━━━━━ Material provided

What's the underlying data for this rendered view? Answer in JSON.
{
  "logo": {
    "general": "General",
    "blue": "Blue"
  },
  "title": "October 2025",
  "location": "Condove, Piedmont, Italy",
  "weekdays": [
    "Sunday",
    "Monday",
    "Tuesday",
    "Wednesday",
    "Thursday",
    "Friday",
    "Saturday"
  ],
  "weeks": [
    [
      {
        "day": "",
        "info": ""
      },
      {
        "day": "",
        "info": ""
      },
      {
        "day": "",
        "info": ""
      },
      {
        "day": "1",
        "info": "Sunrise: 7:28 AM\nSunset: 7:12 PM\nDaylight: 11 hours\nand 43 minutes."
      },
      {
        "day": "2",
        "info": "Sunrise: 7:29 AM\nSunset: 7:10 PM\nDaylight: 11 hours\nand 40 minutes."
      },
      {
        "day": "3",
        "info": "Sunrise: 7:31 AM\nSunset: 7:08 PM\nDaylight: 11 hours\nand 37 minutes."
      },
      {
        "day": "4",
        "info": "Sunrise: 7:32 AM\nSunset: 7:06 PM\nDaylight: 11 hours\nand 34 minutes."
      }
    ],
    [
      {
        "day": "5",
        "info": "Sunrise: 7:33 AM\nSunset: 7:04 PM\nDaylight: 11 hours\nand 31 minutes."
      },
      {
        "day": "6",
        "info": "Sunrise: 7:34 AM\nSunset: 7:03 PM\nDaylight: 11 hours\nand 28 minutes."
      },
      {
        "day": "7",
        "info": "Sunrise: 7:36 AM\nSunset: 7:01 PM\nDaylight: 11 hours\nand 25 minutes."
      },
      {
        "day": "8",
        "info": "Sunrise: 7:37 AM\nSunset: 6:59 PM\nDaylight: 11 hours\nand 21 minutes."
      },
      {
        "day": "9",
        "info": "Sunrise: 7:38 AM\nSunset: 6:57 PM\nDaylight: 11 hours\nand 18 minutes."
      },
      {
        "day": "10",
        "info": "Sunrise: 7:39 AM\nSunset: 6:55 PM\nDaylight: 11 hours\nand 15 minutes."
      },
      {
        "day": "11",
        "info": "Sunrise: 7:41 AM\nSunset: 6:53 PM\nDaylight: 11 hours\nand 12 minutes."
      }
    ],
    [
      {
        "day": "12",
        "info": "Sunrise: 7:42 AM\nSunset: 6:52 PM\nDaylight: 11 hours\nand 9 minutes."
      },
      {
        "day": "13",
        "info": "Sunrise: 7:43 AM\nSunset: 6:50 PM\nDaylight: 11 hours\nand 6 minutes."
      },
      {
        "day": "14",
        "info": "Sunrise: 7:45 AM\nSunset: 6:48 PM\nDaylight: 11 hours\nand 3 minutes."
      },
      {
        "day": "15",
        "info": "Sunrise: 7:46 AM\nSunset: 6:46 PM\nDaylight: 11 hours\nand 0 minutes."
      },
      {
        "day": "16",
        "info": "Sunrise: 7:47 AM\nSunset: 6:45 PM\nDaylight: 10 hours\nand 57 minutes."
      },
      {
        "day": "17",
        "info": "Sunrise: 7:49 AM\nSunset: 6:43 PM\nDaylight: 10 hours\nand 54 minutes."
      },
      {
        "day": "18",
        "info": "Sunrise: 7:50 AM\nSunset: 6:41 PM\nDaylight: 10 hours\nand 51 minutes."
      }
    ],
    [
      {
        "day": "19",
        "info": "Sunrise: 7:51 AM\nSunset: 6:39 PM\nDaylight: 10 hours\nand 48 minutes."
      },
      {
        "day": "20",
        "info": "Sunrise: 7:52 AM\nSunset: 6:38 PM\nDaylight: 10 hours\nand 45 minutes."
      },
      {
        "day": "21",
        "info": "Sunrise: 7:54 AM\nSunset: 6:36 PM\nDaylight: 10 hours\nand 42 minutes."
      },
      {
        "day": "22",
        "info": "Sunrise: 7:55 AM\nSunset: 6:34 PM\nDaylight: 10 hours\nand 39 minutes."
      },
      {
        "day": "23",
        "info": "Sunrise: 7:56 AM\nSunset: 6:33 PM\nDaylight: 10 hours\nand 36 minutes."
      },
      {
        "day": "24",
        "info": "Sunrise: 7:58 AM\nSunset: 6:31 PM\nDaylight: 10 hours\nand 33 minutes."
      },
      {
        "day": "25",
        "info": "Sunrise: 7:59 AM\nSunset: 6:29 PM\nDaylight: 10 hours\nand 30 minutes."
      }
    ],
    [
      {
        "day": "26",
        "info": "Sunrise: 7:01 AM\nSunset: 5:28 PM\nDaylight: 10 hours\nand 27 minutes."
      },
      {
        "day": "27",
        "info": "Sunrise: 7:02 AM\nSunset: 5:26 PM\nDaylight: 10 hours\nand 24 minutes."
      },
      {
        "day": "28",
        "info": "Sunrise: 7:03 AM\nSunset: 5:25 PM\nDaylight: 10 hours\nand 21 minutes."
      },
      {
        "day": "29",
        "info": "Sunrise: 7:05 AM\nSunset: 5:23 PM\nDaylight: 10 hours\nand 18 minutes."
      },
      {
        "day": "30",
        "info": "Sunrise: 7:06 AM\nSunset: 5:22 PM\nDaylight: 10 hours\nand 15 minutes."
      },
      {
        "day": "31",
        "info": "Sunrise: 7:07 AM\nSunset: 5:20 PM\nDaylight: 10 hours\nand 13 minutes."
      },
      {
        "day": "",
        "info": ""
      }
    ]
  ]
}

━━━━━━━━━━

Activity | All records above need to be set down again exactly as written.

Result for this task |
What's the underlying data for this rendered view? Answer in JSON.
{
  "logo": {
    "general": "General",
    "blue": "Blue"
  },
  "title": "October 2025",
  "location": "Condove, Piedmont, Italy",
  "weekdays": [
    "Sunday",
    "Monday",
    "Tuesday",
    "Wednesday",
    "Thursday",
    "Friday",
    "Saturday"
  ],
  "weeks": [
    [
      {
        "day": "",
        "info": ""
      },
      {
        "day": "",
        "info": ""
      },
      {
        "day": "",
        "info": ""
      },
      {
        "day": "1",
        "info": "Sunrise: 7:28 AM\nSunset: 7:12 PM\nDaylight: 11 hours\nand 43 minutes."
      },
      {
        "day": "2",
        "info": "Sunrise: 7:29 AM\nSunset: 7:10 PM\nDaylight: 11 hours\nand 40 minutes."
      },
      {
        "day": "3",
        "info": "Sunrise: 7:31 AM\nSunset: 7:08 PM\nDaylight: 11 hours\nand 37 minutes."
      },
      {
        "day": "4",
        "info": "Sunrise: 7:32 AM\nSunset: 7:06 PM\nDaylight: 11 hours\nand 34 minutes."
      }
    ],
    [
      {
        "day": "5",
        "info": "Sunrise: 7:33 AM\nSunset: 7:04 PM\nDaylight: 11 hours\nand 31 minutes."
      },
      {
        "day": "6",
        "info": "Sunrise: 7:34 AM\nSunset: 7:03 PM\nDaylight: 11 hours\nand 28 minutes."
      },
      {
        "day": "7",
        "info": "Sunrise: 7:36 AM\nSunset: 7:01 PM\nDaylight: 11 hours\nand 25 minutes."
      },
      {
        "day": "8",
        "info": "Sunrise: 7:37 AM\nSunset: 6:59 PM\nDaylight: 11 hours\nand 21 minutes."
      },
      {
        "day": "9",
        "info": "Sunrise: 7:38 AM\nSunset: 6:57 PM\nDaylight: 11 hours\nand 18 minutes."
      },
      {
        "day": "10",
        "info": "Sunrise: 7:39 AM\nSunset: 6:55 PM\nDaylight: 11 hours\nand 15 minutes."
      },
      {
        "day": "11",
        "info": "Sunrise: 7:41 AM\nSunset: 6:53 PM\nDaylight: 11 hours\nand 12 minutes."
      }
    ],
    [
      {
        "day": "12",
        "info": "Sunrise: 7:42 AM\nSunset: 6:52 PM\nDaylight: 11 hours\nand 9 minutes."
      },
      {
        "day": "13",
        "info": "Sunrise: 7:43 AM\nSunset: 6:50 PM\nDaylight: 11 hours\nand 6 minutes."
      },
      {
        "day": "14",
        "info": "Sunrise: 7:45 AM\nSunset: 6:48 PM\nDaylight: 11 hours\nand 3 minutes."
      },
      {
        "day": "15",
        "info": "Sunrise: 7:46 AM\nSunset: 6:46 PM\nDaylight: 11 hours\nand 0 minutes."
      },
      {
        "day": "16",
        "info": "Sunrise: 7:47 AM\nSunset: 6:45 PM\nDaylight: 10 hours\nand 57 minutes."
      },
      {
        "day": "17",
        "info": "Sunrise: 7:49 AM\nSunset: 6:43 PM\nDaylight: 10 hours\nand 54 minutes."
      },
      {
        "day": "18",
        "info": "Sunrise: 7:50 AM\nSunset: 6:41 PM\nDaylight: 10 hours\nand 51 minutes."
      }
    ],
    [
      {
        "day": "19",
        "info": "Sunrise: 7:51 AM\nSunset: 6:39 PM\nDaylight: 10 hours\nand 48 minutes."
      },
      {
        "day": "20",
        "info": "Sunrise: 7:52 AM\nSunset: 6:38 PM\nDaylight: 10 hours\nand 45 minutes."
      },
      {
        "day": "21",
        "info": "Sunrise: 7:54 AM\nSunset: 6:36 PM\nDaylight: 10 hours\nand 42 minutes."
      },
      {
        "day": "22",
        "info": "Sunrise: 7:55 AM\nSunset: 6:34 PM\nDaylight: 10 hours\nand 39 minutes."
      },
      {
        "day": "23",
        "info": "Sunrise: 7:56 AM\nSunset: 6:33 PM\nDaylight: 10 hours\nand 36 minutes."
      },
      {
        "day": "24",
        "info": "Sunrise: 7:58 AM\nSunset: 6:31 PM\nDaylight: 10 hours\nand 33 minutes."
      },
      {
        "day": "25",
        "info": "Sunrise: 7:59 AM\nSunset: 6:29 PM\nDaylight: 10 hours\nand 30 minutes."
      }
    ],
    [
      {
        "day": "26",
        "info": "Sunrise: 7:01 AM\nSunset: 5:28 PM\nDaylight: 10 hours\nand 27 minutes."
      },
      {
        "day": "27",
        "info": "Sunrise: 7:02 AM\nSunset: 5:26 PM\nDaylight: 10 hours\nand 24 minutes."
      },
      {
        "day": "28",
        "info": "Sunrise: 7:03 AM\nSunset: 5:25 PM\nDaylight: 10 hours\nand 21 minutes."
      },
      {
        "day": "29",
        "info": "Sunrise: 7:05 AM\nSunset: 5:23 PM\nDaylight: 10 hours\nand 18 minutes."
      },
      {
        "day": "30",
        "info": "Sunrise: 7:06 AM\nSunset: 5:22 PM\nDaylight: 10 hours\nand 15 minutes."
      },
      {
        "day": "31",
        "info": "Sunrise: 7:07 AM\nSunset: 5:20 PM\nDaylight: 10 hours\nand 13 minutes."
      },
      {
        "day": "",
        "info": ""
      }
    ]
  ]
}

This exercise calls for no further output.